The university has more than 140 academic, sports, recreational and cultural associations and associations. [135] Among the most prominent, there are the Army of Student Volunteers, the University of Canterbury Engineering Society (ENSOC), the Business Corporation (UCom) and the largest non-faculty clubs such as PongSoc (University of Canterbury Pong Society), Motosoc (Motorsports Society), BYCSOC (Backyard Cricket Society), CUBA (Canterbury University Boardriders` Association), CurrySoc, Opsoc, The Gentlemen`s Club. The Canterbury University Snow Sports Club (CUSSC) is the only university club in New Zealand to have a ski hut at Temple Basin Ski Field. The association organizes many events to raise funds for the maintenance of its lodge. [136] The University of Canterbury Drama Society (Dramasoc) became famous in 1942-69 for her shakespearean productions under the damsel Ngaio Marsh, but she performed regularly as an active student in the small Theatre scene of Christchurch. The musical theatre company Musoc[137] engages in similar activities. It was founded in 1873 as Canterbury College, the first constituent college of the University of New Zealand. The original campus was in the central city of Christchurch, but in 1961 it became an independent university and began to emerge from its original neo-Gothic buildings, transformed into Christchurch Arts Centre. The move was completed on May 1, 1975[2] and the university now runs its main campus in the Christchurch suburb of Ilam and offers degrees in art, commerce, education (physics), engineering, visual arts, forestry, health sciences, law, music, social work, speech and language Pathology, Science, Sports Coaching and Teaching. Music and classical music are again taught by the Christchurch Arts Centre[3] and in the new Manawa building in Christchurch Stadt. Health and education are taught. [4] A resignation took place in 2003 by a staff member who complained of restrictions on academic freedom.

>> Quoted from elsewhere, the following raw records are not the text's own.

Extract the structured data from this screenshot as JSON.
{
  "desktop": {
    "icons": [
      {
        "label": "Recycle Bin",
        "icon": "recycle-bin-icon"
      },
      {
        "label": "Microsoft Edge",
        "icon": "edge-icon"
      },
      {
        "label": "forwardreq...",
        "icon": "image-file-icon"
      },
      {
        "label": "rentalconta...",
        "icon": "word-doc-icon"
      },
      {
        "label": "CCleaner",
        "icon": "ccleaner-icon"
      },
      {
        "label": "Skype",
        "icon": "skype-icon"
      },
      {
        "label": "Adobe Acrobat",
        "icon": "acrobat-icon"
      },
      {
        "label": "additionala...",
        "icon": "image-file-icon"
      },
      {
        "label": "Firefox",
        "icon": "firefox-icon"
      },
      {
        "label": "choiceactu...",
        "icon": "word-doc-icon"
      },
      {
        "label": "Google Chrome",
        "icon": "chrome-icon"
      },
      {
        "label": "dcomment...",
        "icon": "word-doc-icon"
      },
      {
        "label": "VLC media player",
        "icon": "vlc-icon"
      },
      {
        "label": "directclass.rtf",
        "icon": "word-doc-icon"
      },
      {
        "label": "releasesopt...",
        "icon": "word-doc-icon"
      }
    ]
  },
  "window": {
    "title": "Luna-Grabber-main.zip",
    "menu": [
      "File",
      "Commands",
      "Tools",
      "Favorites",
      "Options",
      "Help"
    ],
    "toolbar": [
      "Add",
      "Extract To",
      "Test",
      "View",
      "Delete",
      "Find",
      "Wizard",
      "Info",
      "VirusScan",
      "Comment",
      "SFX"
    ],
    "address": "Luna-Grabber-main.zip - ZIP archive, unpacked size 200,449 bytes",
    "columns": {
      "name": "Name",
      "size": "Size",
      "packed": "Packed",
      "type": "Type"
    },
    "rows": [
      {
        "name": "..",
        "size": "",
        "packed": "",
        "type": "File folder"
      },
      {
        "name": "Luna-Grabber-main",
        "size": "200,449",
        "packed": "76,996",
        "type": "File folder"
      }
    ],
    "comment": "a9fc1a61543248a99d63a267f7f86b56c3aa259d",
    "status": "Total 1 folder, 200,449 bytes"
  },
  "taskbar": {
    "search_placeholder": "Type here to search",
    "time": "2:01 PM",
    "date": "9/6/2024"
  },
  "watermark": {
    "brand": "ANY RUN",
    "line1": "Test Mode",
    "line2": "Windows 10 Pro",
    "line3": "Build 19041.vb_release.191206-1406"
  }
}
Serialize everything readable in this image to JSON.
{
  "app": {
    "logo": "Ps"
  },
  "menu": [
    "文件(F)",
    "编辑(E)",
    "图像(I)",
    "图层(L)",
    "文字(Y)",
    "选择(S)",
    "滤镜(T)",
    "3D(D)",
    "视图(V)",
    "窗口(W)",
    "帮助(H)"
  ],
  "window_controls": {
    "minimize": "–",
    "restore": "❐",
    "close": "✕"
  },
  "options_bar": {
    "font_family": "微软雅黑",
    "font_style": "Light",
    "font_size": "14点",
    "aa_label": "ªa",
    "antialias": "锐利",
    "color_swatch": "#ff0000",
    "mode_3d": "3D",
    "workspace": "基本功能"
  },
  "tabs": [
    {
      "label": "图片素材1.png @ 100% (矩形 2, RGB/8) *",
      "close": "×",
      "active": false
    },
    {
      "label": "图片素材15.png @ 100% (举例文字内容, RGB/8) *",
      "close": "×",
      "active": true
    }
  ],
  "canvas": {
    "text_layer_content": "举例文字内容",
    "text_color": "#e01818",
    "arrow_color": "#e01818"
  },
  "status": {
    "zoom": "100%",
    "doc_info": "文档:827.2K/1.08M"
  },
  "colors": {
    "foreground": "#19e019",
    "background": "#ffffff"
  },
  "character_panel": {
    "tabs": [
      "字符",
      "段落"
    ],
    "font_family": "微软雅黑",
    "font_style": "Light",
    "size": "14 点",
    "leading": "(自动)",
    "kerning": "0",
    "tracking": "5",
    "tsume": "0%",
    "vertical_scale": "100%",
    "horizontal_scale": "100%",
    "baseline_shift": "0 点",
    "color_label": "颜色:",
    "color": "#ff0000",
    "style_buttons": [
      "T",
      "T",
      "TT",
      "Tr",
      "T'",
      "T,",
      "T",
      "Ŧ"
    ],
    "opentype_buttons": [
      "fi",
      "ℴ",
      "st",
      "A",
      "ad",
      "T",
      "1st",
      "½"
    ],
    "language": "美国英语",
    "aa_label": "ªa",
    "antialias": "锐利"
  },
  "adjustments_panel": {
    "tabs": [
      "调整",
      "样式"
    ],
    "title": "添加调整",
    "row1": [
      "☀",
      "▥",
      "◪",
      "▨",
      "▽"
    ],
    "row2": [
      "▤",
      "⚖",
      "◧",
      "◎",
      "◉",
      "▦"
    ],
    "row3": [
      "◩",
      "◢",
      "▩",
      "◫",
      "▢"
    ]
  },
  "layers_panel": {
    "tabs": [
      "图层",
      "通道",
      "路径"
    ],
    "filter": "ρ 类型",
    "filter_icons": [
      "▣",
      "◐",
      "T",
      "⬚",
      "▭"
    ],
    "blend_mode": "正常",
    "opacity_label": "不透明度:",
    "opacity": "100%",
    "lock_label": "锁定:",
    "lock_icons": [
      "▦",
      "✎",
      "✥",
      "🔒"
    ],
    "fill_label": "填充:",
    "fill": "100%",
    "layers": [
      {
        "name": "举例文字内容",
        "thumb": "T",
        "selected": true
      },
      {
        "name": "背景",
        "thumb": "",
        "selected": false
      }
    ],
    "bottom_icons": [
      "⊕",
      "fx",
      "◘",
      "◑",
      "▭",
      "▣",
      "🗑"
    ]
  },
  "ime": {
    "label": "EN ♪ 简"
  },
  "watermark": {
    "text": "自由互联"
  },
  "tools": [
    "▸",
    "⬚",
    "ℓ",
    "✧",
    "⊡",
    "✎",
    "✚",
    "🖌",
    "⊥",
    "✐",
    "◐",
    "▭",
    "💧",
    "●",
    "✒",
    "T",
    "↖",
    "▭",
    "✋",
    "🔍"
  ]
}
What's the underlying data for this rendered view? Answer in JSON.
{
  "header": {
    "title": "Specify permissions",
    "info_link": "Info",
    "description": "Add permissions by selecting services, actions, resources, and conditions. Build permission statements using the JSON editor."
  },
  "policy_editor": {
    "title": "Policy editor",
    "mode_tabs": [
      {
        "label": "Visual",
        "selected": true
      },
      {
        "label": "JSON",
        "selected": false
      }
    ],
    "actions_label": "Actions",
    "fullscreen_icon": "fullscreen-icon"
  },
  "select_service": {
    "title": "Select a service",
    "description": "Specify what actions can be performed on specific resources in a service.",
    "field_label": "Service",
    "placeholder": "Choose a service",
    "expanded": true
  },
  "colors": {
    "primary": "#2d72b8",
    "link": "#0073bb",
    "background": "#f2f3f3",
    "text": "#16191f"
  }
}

[143] [144] In 2006, the New Zealand Green Party proposed staff cuts based on the university`s profit objectives and not on merit. [145] The university cut more than 100 jobs in 2010, the year before the earthquakes. [146] In 2004, the university was restructured into four colleges and a law school that administered a number of schools and departments (although a number of cross-country teaching departments are active in many academic faculties). For many years, the university worked closely with christchurch College of Education, which led to a complete merger in 2007 and introduced a fifth college. [9] The University`s College of Education, Health and Human Development has other small campuses in Nelson, Tauranga and Timaru, as well as educational centres in Greymouth, New Plymouth, Rotorua and Timaru. The university employs staff in regional information offices in Nelson, Timaru and Auckland. The university was first governed by a Board of Governors (1873-1933), then by a College Council (1933-1957) and by a university council since 1957. [23] The Council is chaired by a clerk. [24] The Board includes representatives of faculties, students and general agents, as well as representatives of local industry, employer representatives and unions. [25] In September 2011, plans were announced to demolish some university buildings damaged by an earthquake. [11] In the months following the earthquake, the university lost 25 percent of its students in the first and 8 percent of students.